Wow, emile, this could end up being a very long post but I will be as brief as I can.
Firstly, the Hawker company was formed out of Sopwith (who had built the famous Sopwith Camel and Sopwith Pup etc) by Tom Sopwith and Harry Hawker
when the Sopwith company was forced into liquidation by excessive tax demands by the British Govt after World War 1.
Now the planes;
You ask how many Hawker types there are, well, I have a book on Hawker aircraft which runs to 700 pages emile so there are far too many to detail
here, however I will stick to the ones you specifically ask about in this post to keep it as simple as I can (and in order to do this I must also miss
plenty out as there were sub variants such as ’Persian Fury’, ‘Panther Fury’ etc which really cloud the issue!
The Hawker Woodcock
was only Hawkers second design and still looks very much like the Sopwith Camel/Snipe family that it is descended from. A
single seat fighter of relatively sluggish performance it only equipped two RAF squadrons compared to its more successful rival the AW Siskin. It was
also produced for the Danish air force as the Hawker Danecock. It is actually quite easy to identify as it bears no relation to the later Hart/Fury
was also unrelated to the Hart family and was a small basic trainer of unremarkable appearance.
The rest of the Hawkers you ask about can be split into two groups, the 2 seaters and the single seaters, Within these two groups identifying
individual types is very difficult, if not impossible, from visual clues.
the single seaters
Skipping the Hornbill and the Hoopoe prototypes which were identical to the following types except for radial engines we can keep this simple by
stating that there was basically only one single engined type, the Fury
. There is also the Hornet and the Nimrod but the Hornet was just the

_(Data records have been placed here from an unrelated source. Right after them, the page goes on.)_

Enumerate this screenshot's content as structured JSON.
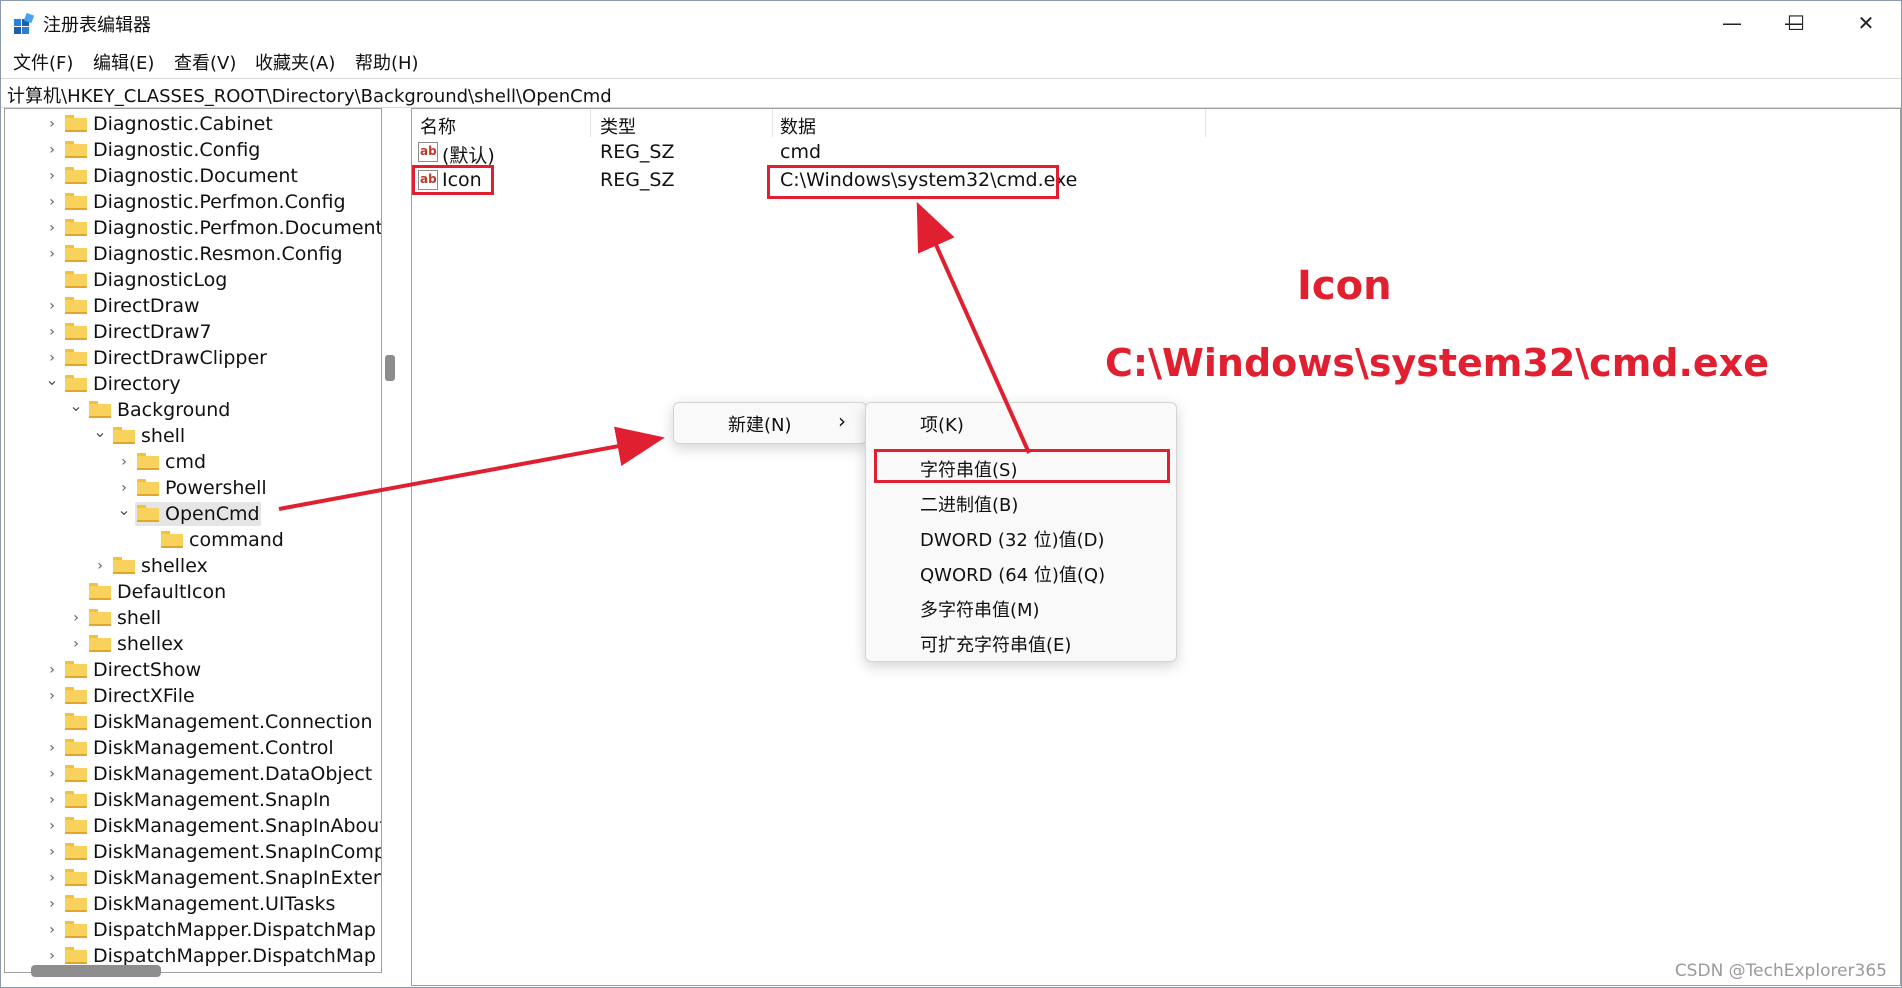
{
  "window": {
    "title": "注册表编辑器",
    "controls": [
      "—",
      "☐",
      "✕"
    ]
  },
  "menubar": [
    "文件(F)",
    "编辑(E)",
    "查看(V)",
    "收藏夹(A)",
    "帮助(H)"
  ],
  "address": "计算机\\HKEY_CLASSES_ROOT\\Directory\\Background\\shell\\OpenCmd",
  "tree": [
    {
      "label": "Diagnostic.Cabinet"
    },
    {
      "label": "Diagnostic.Config"
    },
    {
      "label": "Diagnostic.Document"
    },
    {
      "label": "Diagnostic.Perfmon.Config"
    },
    {
      "label": "Diagnostic.Perfmon.Document"
    },
    {
      "label": "Diagnostic.Resmon.Config"
    },
    {
      "label": "DiagnosticLog"
    },
    {
      "label": "DirectDraw"
    },
    {
      "label": "DirectDraw7"
    },
    {
      "label": "DirectDrawClipper"
    },
    {
      "label": "Directory"
    },
    {
      "label": "Background"
    },
    {
      "label": "shell"
    },
    {
      "label": "cmd"
    },
    {
      "label": "Powershell"
    },
    {
      "label": "OpenCmd"
    },
    {
      "label": "command"
    },
    {
      "label": "shellex"
    },
    {
      "label": "DefaultIcon"
    },
    {
      "label": "shell"
    },
    {
      "label": "shellex"
    },
    {
      "label": "DirectShow"
    },
    {
      "label": "DirectXFile"
    },
    {
      "label": "DiskManagement.Connection"
    },
    {
      "label": "DiskManagement.Control"
    },
    {
      "label": "DiskManagement.DataObject"
    },
    {
      "label": "DiskManagement.SnapIn"
    },
    {
      "label": "DiskManagement.SnapInAbout"
    },
    {
      "label": "DiskManagement.SnapInComp"
    },
    {
      "label": "DiskManagement.SnapInExtens"
    },
    {
      "label": "DiskManagement.UITasks"
    },
    {
      "label": "DispatchMapper.DispatchMap"
    },
    {
      "label": "DispatchMapper.DispatchMap"
    }
  ],
  "values_pane": {
    "headers": [
      "名称",
      "类型",
      "数据"
    ],
    "rows": [
      {
        "name": "(默认)",
        "type": "REG_SZ",
        "data": "cmd"
      },
      {
        "name": "Icon",
        "type": "REG_SZ",
        "data": "C:\\Windows\\system32\\cmd.exe"
      }
    ]
  },
  "context_menu": {
    "new_label": "新建(N)",
    "submenu_arrow": "›",
    "submenu": [
      "项(K)",
      "字符串值(S)",
      "二进制值(B)",
      "DWORD (32 位)值(D)",
      "QWORD (64 位)值(Q)",
      "多字符串值(M)",
      "可扩充字符串值(E)"
    ]
  },
  "annotations": {
    "name_label": "Icon",
    "path_label": "C:\\Windows\\system32\\cmd.exe",
    "color": "#e02030"
  },
  "watermark": "CSDN @TechExplorer365"
}
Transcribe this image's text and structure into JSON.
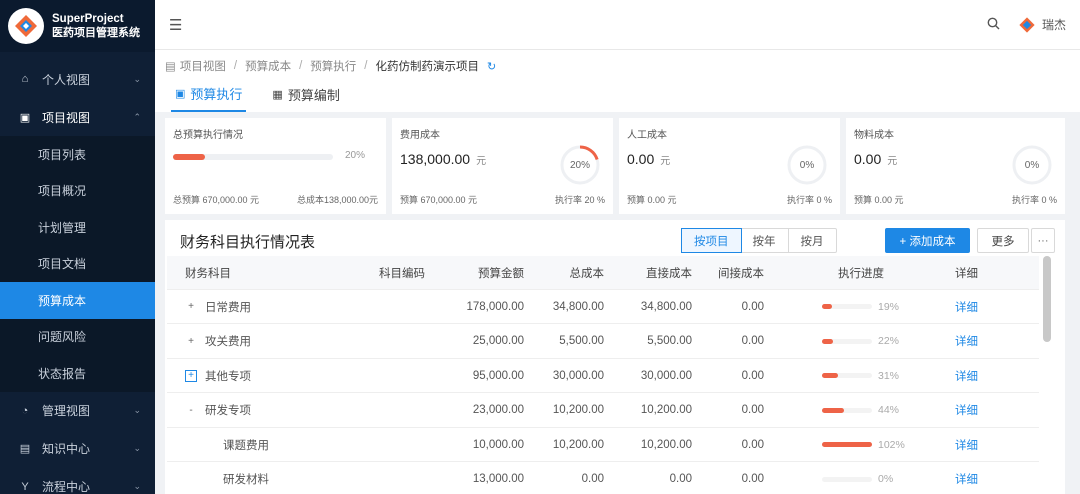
{
  "app": {
    "name_line1": "SuperProject",
    "name_line2": "医药项目管理系统"
  },
  "sidebar": {
    "groups": [
      {
        "label": "个人视图",
        "icon": "home-icon"
      },
      {
        "label": "项目视图",
        "icon": "project-icon"
      }
    ],
    "sub_items": [
      {
        "label": "项目列表"
      },
      {
        "label": "项目概况"
      },
      {
        "label": "计划管理"
      },
      {
        "label": "项目文档"
      },
      {
        "label": "预算成本"
      },
      {
        "label": "问题风险"
      },
      {
        "label": "状态报告"
      }
    ],
    "bottom_groups": [
      {
        "label": "管理视图",
        "icon": "dashboard-icon"
      },
      {
        "label": "知识中心",
        "icon": "book-icon"
      },
      {
        "label": "流程中心",
        "icon": "flow-icon"
      }
    ]
  },
  "topbar": {
    "user": "瑞杰"
  },
  "breadcrumb": {
    "b1": "项目视图",
    "b2": "预算成本",
    "b3": "预算执行",
    "b4": "化药仿制药演示项目"
  },
  "tabs": {
    "t1": "预算执行",
    "t2": "预算编制"
  },
  "cards": {
    "overall": {
      "title": "总预算执行情况",
      "percent": 20,
      "percent_text": "20%",
      "budget": "总预算 670,000.00 元",
      "cost": "总成本138,000.00元"
    },
    "fee": {
      "title": "费用成本",
      "amount": "138,000.00",
      "unit": "元",
      "ring_text": "20%",
      "ring_value": 20,
      "budget": "预算 670,000.00 元",
      "rate": "执行率 20 %"
    },
    "labor": {
      "title": "人工成本",
      "amount": "0.00",
      "unit": "元",
      "ring_text": "0%",
      "ring_value": 0,
      "budget": "预算 0.00 元",
      "rate": "执行率 0 %"
    },
    "material": {
      "title": "物料成本",
      "amount": "0.00",
      "unit": "元",
      "ring_text": "0%",
      "ring_value": 0,
      "budget": "预算 0.00 元",
      "rate": "执行率 0 %"
    }
  },
  "table": {
    "title": "财务科目执行情况表",
    "seg": {
      "s1": "按项目",
      "s2": "按年",
      "s3": "按月"
    },
    "add_label": "+ 添加成本",
    "more_label": "更多",
    "dots_label": "···",
    "headers": {
      "name": "财务科目",
      "code": "科目编码",
      "budget": "预算金额",
      "total": "总成本",
      "direct": "直接成本",
      "indirect": "间接成本",
      "progress": "执行进度",
      "detail": "详细"
    },
    "rows": [
      {
        "expander": "+",
        "name": "日常费用",
        "budget": "178,000.00",
        "total": "34,800.00",
        "direct": "34,800.00",
        "indirect": "0.00",
        "progress": 19,
        "progress_text": "19%",
        "detail": "详细"
      },
      {
        "expander": "+",
        "name": "攻关费用",
        "budget": "25,000.00",
        "total": "5,500.00",
        "direct": "5,500.00",
        "indirect": "0.00",
        "progress": 22,
        "progress_text": "22%",
        "detail": "详细"
      },
      {
        "expander": "+",
        "name": "其他专项",
        "budget": "95,000.00",
        "total": "30,000.00",
        "direct": "30,000.00",
        "indirect": "0.00",
        "progress": 31,
        "progress_text": "31%",
        "detail": "详细"
      },
      {
        "expander": "-",
        "name": "研发专项",
        "budget": "23,000.00",
        "total": "10,200.00",
        "direct": "10,200.00",
        "indirect": "0.00",
        "progress": 44,
        "progress_text": "44%",
        "detail": "详细"
      },
      {
        "expander": "",
        "name": "课题费用",
        "budget": "10,000.00",
        "total": "10,200.00",
        "direct": "10,200.00",
        "indirect": "0.00",
        "progress": 102,
        "progress_text": "102%",
        "detail": "详细"
      },
      {
        "expander": "",
        "name": "研发材料",
        "budget": "13,000.00",
        "total": "0.00",
        "direct": "0.00",
        "indirect": "0.00",
        "progress": 0,
        "progress_text": "0%",
        "detail": "详细"
      }
    ]
  },
  "colors": {
    "accent": "#1e88e5",
    "sidebar": "#0f1f35",
    "progress": "#ee6347"
  }
}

private venture prototype that was basically a Kestrel engined Hoopoe, that became the Fury in RAF service and the Nimrod was the carrier capable
version of the Fury with a hook fitted, apart from Spats on the wheels of the Fury and Nimrod Mk II’s and long exhaust shrouds for night flying
versions there is nothing much to choose between them. Other than that the Nimrod Mk II also had its wings angled slightly backwards in a similar
fashion to the Tiger Moth.
the two seaters
These were much more prolific and it can be very hard to distinguish between them.
The daddy of the series was the Hart,
this light bomber was so successful that it was chosen as the basis for a variety of versions. The Hart
was a major refinement and redesign of the unsuccessful Harrier and also introduced the kestrel engine which allowed for its streamlined appearance.
This engine also endowed it with superior performance to the RAF fighters of the day and led to the Fury being developed. Here is a hart that was
still in service during WW2.
was visually identical to the Hart but was a two seat fighter and carried a frazer nash gun turret, this was not an enclosed turret
however, the gunner was still open to the elements so there isn’t much of a visual clue there.
was a version of the Hart used for fleet spotter and reconnaissance duties and the Hart Prototype also served as the Osprey
prototype, Like the Fury/Nimrod, the only visible difference between the Hart and Osprey was the latters arrestor hook.
was effectively still a Hart, but used in the army co-operation role and its only visible difference was its extended exhaust
manifold which extended down the side of the fuselage in the same manner as the night fighting Demon.
A tropicalised version of the Hart used for air policing duties in Iraq entered service as the Hawker Hardy
. Again, there is no real outward
difference from the basic Hart.
A close support version of the Hart was produced for the South African Air Force as the Hawker Hartbees.
The replacement for the Hart light bomber with the RAF was the Hawker Hind
. This was yet another Hart variant but this time fitted with a more
powerful version of the Kestrel engine and improver accommodation in the cockpit with the rear cockpit sides cut down like those of the Demon turret
fighter. The one obvious visual clue to identify the Hind is that this was the first version to be fitted with a tailwheel instead of a skid. The Hind
was only ever intended to be an interim type until the Battle and Blenheim monoplanes became operational.
The final Hart variant was the Hector
, this was an army co-operation aircraft to replace the Audax and was borne out of a need to cut the
demand for Kestrel engines. This makes it the most easily identifiable version with its distinct nose profile designed around its Napier Dagger